As Abby and her mother were speaking, people kept arriving. Abby’s mother began looking around the crowd, and stared at the long line forming at the cafeteria. “They need me,” she said. “Margie’s been at it all day, and she’s too slow for this crowd.”
“Go, Mom!” said Abby. “I’m proud of you and Dad. It makes me happy to be here.” Her mother hugged her for a moment and dashed off.
‘Okay,’ thought Abby. ‘That went well. Now what?’ She felt someone approaching her, and turned to see Sara Williams. “Can we join you?” she asked.
“Yes, of course.”
“Abby, this is Amy. We’re at Evansville College together, and… we do so many things together! Amy needs to speak to you.” Abby stood up and shook hands with a young East Asian woman with glowing dark eyes and straight black hair that glistened in the light.
“I’ve only got a moment,” said Sara. “We have to practice our show for tonight. They’ve given me a part.”
“How exciting,” returned Abby. “What will you do?”
“You’ll see! Right now they’re calling me.” Sara hurried off.
Abby and Amy looked at each other, and pulled their chairs close together. “Okay, Amy, you have my full attention. We may only have a few minutes.” Abby was feeling nervous, and very curious.
“You may know,” began Amy in a low voice, “that I work a couple of days a week with the Parks Energy Project in Half Moon.”
“Oh!” exclaimed Abby. “Jeremy and I were just talking about it two days ago… Are you a supervisor there?”
“I’m only a student intern like Sara is at the Evansville Record. Sara’s a journalism major and I’m in Energy Science.”
Amy leaned forward with a warm smile. “Actually my major is called ‘Energy Science in the Age of Climate Change’. It’s a new department, just four years old. You might have heard of our department head, Roberto Richardson. He’s well-known in this field.”
“No,” Abby replied, “I’m afraid I’m… pretty ignorant of the science involved. I’ve never been to college.”
“That’s okay, I understand. We’re not looking for another college type person, we’re looking for someone like you.”
“Really? Why? No one knows anything about me.”
Amy smiled to herself as if she was trying not to laugh. She looked into Abby’s eyes and said, “Let me say a few things quick.” She moved closer and kept her voice down. “I know Sara, I know Junior Walker and his father, I know Chi Chi, I know Jeremy, I know Isaiah, I know Freddy Baez of the Evansville Record, just to name a few. And I follow the news, so of course I know a lot about you. Just listen to our problem: I’m writing my thesis on the Energy Project, and my advisor is Roberto Richardson. He’s fascinated by what we’re doing, and wants to visit and know more. He’s an influential guy. For example, he’s a member of the United Nations climate change group, what they call the Intergovernmental Panel on Climate Change. They have representatives from all over the world, and try to keep up with issues and solutions from every country, urban and rural, rich and poor.
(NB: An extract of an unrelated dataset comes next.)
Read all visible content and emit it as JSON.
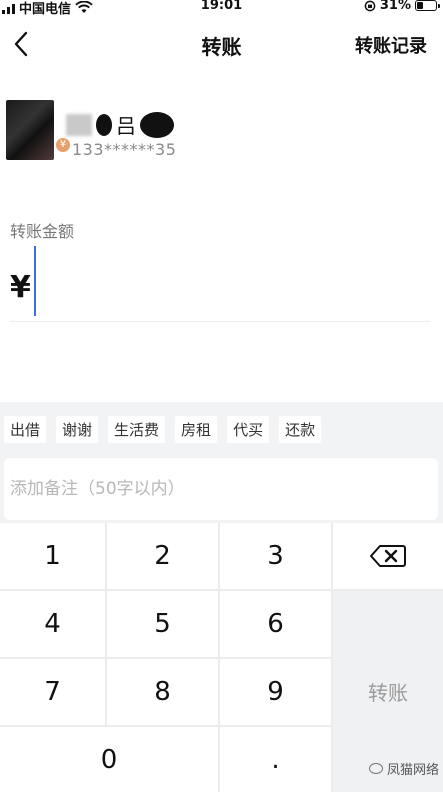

Roberto is in the middle of writing a paper with recommendations based on our Energy Project, using it as a model. He might make a presentation to the Panel.”
Abby felt the excitement tingle in her fingers. “That is amazing… I hardly know what to say… But why speak to me?”
“This is where it gets complicated. The Energy Project is based on a very special situation, one that neither Sara nor I fully understand. I’ve had to tell Roberto, and Sara has told her boss, not to create publicity about this, at least not yet.”
Abby looked at Amy with respect, and nodded. “A wise decision, I can only thank you…”
“First and foremost,” said Amy with passion in her voice, “We want to be your ally, a part of your group. We want to join what you’re doing, and understand the opportunities and dangers. Right now we are very cautious, knowing how little we know.”
Abby nodded. Her eyes sparkled. This conversation was opening up a new world. “I think this is wonderful. But I’m still not sure where I fit in. Why approach me?”
Amy pulled her chair right up to Abby and spoke in her ear. “Frankly, the people who understand this situation have asked me to speak to you.”
Abby stared in surprise. “Is this Friday evening good for you?" she asked. "Come early for our Youth Council Meeting. But you should know that I’m followed wherever I go. Oh, not here to Rivergate. They weren’t expecting me to leave by boat. But our church is watched day and night. Just so you’re aware of my situation.”
“Count me in!” exclaimed Amy.